After two respectable, albeit not exactly headline-grabbing, seasons in Moto2, Tech 3 came good on its promise to promote Bradley Smith to the upper echelons of motorcycle racing in 2013, with the young Briton doing his best to grasp an excellent opportunity.
While some were quick to make comparisons with fellow Moto2 graduate (and eventual champion) Marc Marquez or podium scoring team-mate Cal Crutchlow, Smith kept his head down throughout some difficult early season moments - including a nasty hand injury at Mugello - and emerged to plot a broadly upward trajectory.
By the end of the season, Smith - riding the lowest spec M1 on the grid - had the measure of the factory Ducatis and cracked the top six on three occasions. Smith scored points in all but three races, then turned a rapid pace on Yamaha upgrades at the post-season Valencia test.
After the solid if unspectacular maiden season, Smith effectively assumed team leader status at Tech 3 Yamaha in Cal Crutchlow's absence in 2014. But although he would end the year two positions higher, he was left behind new rookie team-mate Pol Espargaro.
Smith seemed distracted by mid-season speculation over his future, leading to a spate of accidents - most notably at a disastrous Sachenring weekend. But Herve Poncharal kept faith in Smith and, settled by a new contract for 2015, went on to claim a maiden podium during an incident-packed Australian Grand Prix.
Nevertheless, Smith came into 2015 with plenty to prove - and would confound his critics.Tempering an upturn in speed with marvellous consistency, Smith finished every race inside the top ten, peaking with a second career podium in the tricky conditions of Misano.

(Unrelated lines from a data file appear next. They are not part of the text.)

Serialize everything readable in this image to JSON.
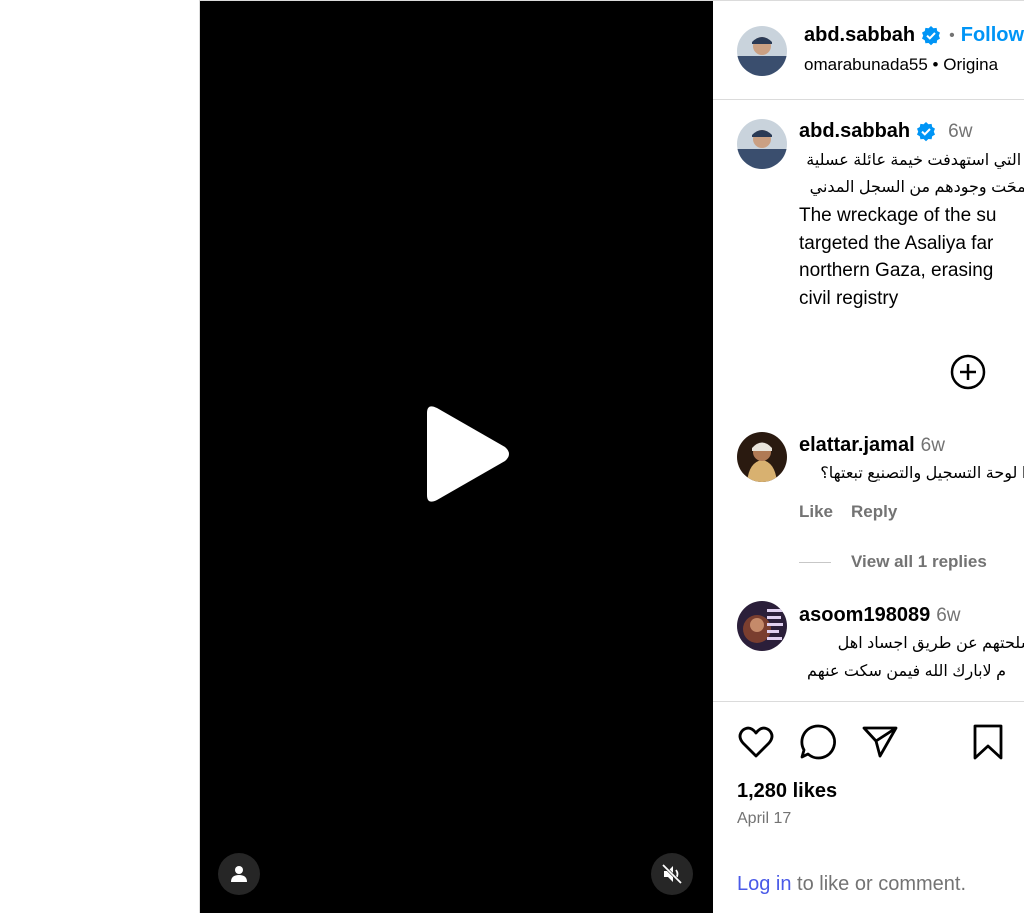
{
  "post": {
    "username": "abd.sabbah",
    "follow_label": "Follow",
    "dot": "•",
    "subtitle": "omarabunada55 • Origina",
    "time": "6w",
    "caption_ar_1": "ة التي استهدفت خيمة عائلة عسلية",
    "caption_ar_2": "فمحَت وجودهم من السجل المدني",
    "caption_en": "The wreckage of the su\ntargeted the Asaliya far\nnorthern Gaza, erasing\ncivil registry",
    "likes": "1,280 likes",
    "date": "April 17"
  },
  "comments": [
    {
      "username": "elattar.jamal",
      "time": "6w",
      "text_1": "را لوحة التسجيل والتصنيع تبعتها؟",
      "like": "Like",
      "reply": "Reply"
    },
    {
      "username": "asoom198089",
      "time": "6w",
      "text_1": "سلحتهم عن طريق اجساد اهل",
      "text_2": "م لابارك الله فيمن سكت عنهم"
    }
  ],
  "view_replies": "View all 1 replies",
  "login": {
    "link": "Log in",
    "rest": " to like or comment."
  },
  "colors": {
    "accent": "#0095f6",
    "verified": "#0095f6",
    "link": "#4a5ae8",
    "muted": "#737373"
  },
  "icons": [
    "play-icon",
    "user-icon",
    "muted-speaker-icon",
    "verified-badge-icon",
    "add-circle-icon",
    "heart-icon",
    "comment-icon",
    "share-icon",
    "bookmark-icon"
  ]
}
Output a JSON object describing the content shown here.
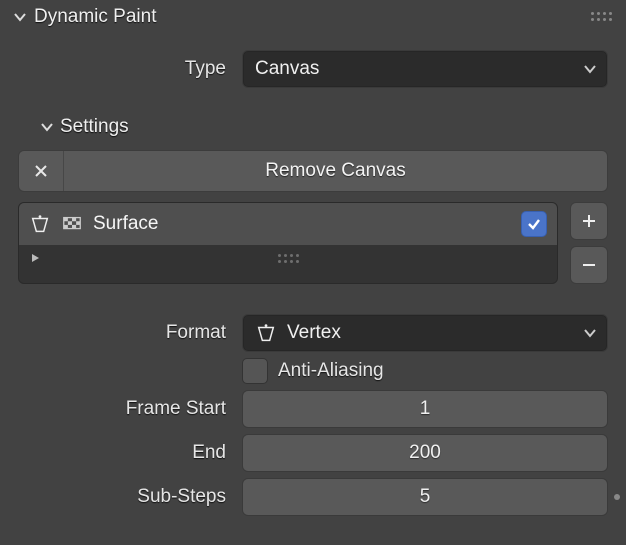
{
  "panel": {
    "title": "Dynamic Paint"
  },
  "type": {
    "label": "Type",
    "value": "Canvas"
  },
  "settings": {
    "title": "Settings",
    "remove_label": "Remove Canvas",
    "surface_list": {
      "items": [
        {
          "name": "Surface",
          "enabled": true
        }
      ]
    }
  },
  "format": {
    "label": "Format",
    "value": "Vertex"
  },
  "anti_aliasing": {
    "label": "Anti-Aliasing",
    "checked": false
  },
  "frame_start": {
    "label": "Frame Start",
    "value": "1"
  },
  "frame_end": {
    "label": "End",
    "value": "200"
  },
  "sub_steps": {
    "label": "Sub-Steps",
    "value": "5"
  }
}
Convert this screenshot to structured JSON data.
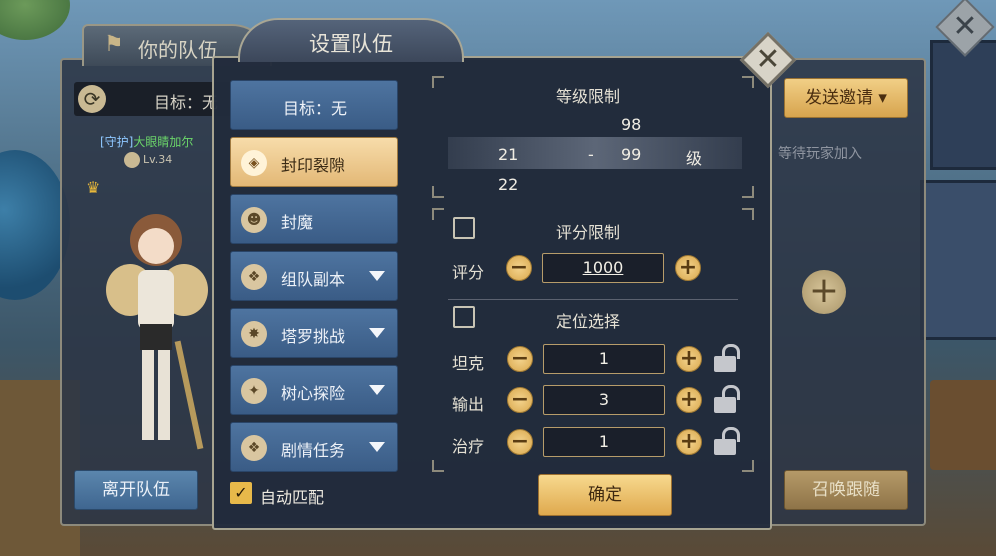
{
  "team_panel": {
    "title": "你的队伍",
    "target_text": "目标：无",
    "member": {
      "role_tag": "[守护]",
      "name": "大眼睛加尔",
      "level": "Lv.34"
    },
    "leave_label": "离开队伍",
    "send_invite_label": "发送邀请",
    "waiting_text": "等待玩家加入",
    "summon_label": "召唤跟随",
    "add_symbol": "+",
    "close_symbol": "✕"
  },
  "dialog": {
    "title": "设置队伍",
    "close_symbol": "✕",
    "categories": [
      {
        "label": "目标：无",
        "icon": "none",
        "active": false,
        "dropdown": false
      },
      {
        "label": "封印裂隙",
        "icon": "rift-icon",
        "active": true,
        "dropdown": false
      },
      {
        "label": "封魔",
        "icon": "demon-seal-icon",
        "active": false,
        "dropdown": false
      },
      {
        "label": "组队副本",
        "icon": "dungeon-icon",
        "active": false,
        "dropdown": true
      },
      {
        "label": "塔罗挑战",
        "icon": "tarot-icon",
        "active": false,
        "dropdown": true
      },
      {
        "label": "树心探险",
        "icon": "tree-heart-icon",
        "active": false,
        "dropdown": true
      },
      {
        "label": "剧情任务",
        "icon": "story-icon",
        "active": false,
        "dropdown": true
      }
    ],
    "auto_match": {
      "label": "自动匹配",
      "checked": true
    },
    "level_limit": {
      "title": "等级限制",
      "above": "98",
      "min": "21",
      "separator": "-",
      "max": "99",
      "unit": "级",
      "below": "22"
    },
    "score_limit": {
      "title": "评分限制",
      "checked": false,
      "label": "评分",
      "value": "1000"
    },
    "position": {
      "title": "定位选择",
      "checked": false,
      "rows": [
        {
          "label": "坦克",
          "value": "1"
        },
        {
          "label": "输出",
          "value": "3"
        },
        {
          "label": "治疗",
          "value": "1"
        }
      ]
    },
    "minus_symbol": "−",
    "plus_symbol": "+",
    "confirm_label": "确定"
  },
  "colors": {
    "accent_gold": "#e3b876",
    "button_blue": "#4e74a0",
    "panel_bg": "#222b3c"
  }
}
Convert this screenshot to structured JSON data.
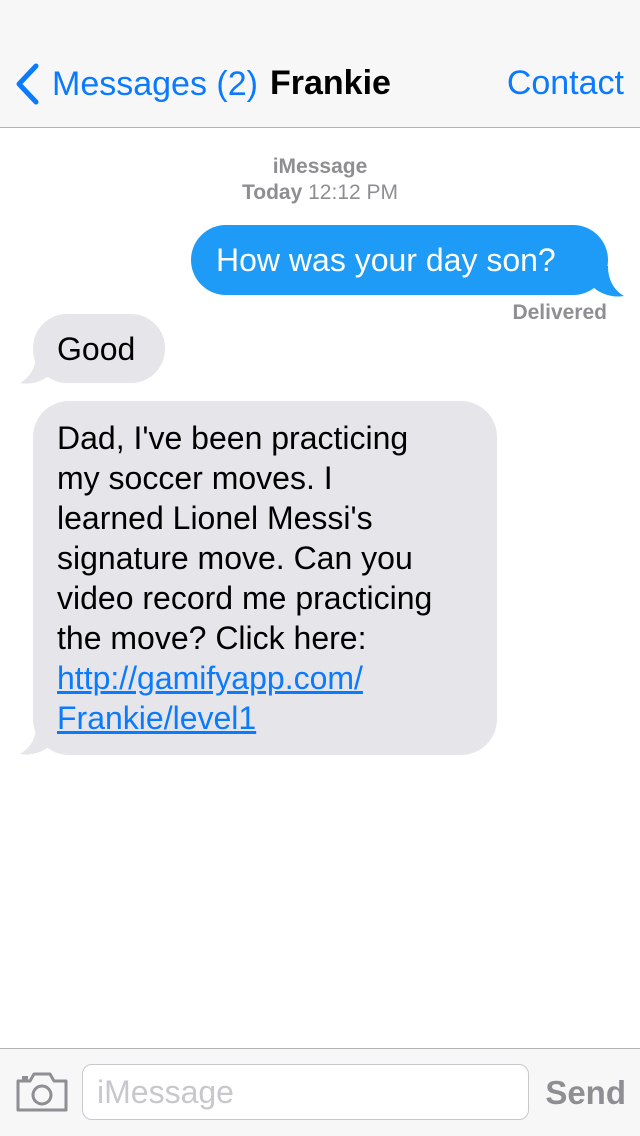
{
  "nav": {
    "back_label": "Messages (2)",
    "title": "Frankie",
    "contact_label": "Contact"
  },
  "thread_header": {
    "service": "iMessage",
    "day": "Today",
    "time": "12:12 PM"
  },
  "messages": [
    {
      "direction": "outgoing",
      "text": "How was your day son?",
      "status": "Delivered"
    },
    {
      "direction": "incoming",
      "text": "Good"
    },
    {
      "direction": "incoming",
      "lines": [
        "Dad, I've been practicing",
        "my soccer moves. I",
        "learned Lionel Messi's",
        "signature move. Can you",
        "video record me practicing",
        "the move? Click here:"
      ],
      "link_lines": [
        "http://gamifyapp.com/",
        "Frankie/level1"
      ]
    }
  ],
  "input_bar": {
    "placeholder": "iMessage",
    "value": "",
    "send_label": "Send",
    "camera_icon": "camera-icon"
  },
  "colors": {
    "accent": "#0a7aff",
    "outgoing_bubble": "#1d9bf6",
    "incoming_bubble": "#e5e5ea",
    "secondary_text": "#8e8e93"
  }
}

More than that, given the factory bikes he was up against, Smith breached them on numerous occasions with ten top six finishes over the course of the year, leaving him just seven points shy of the overall top five and comfortably clear of Espargaro.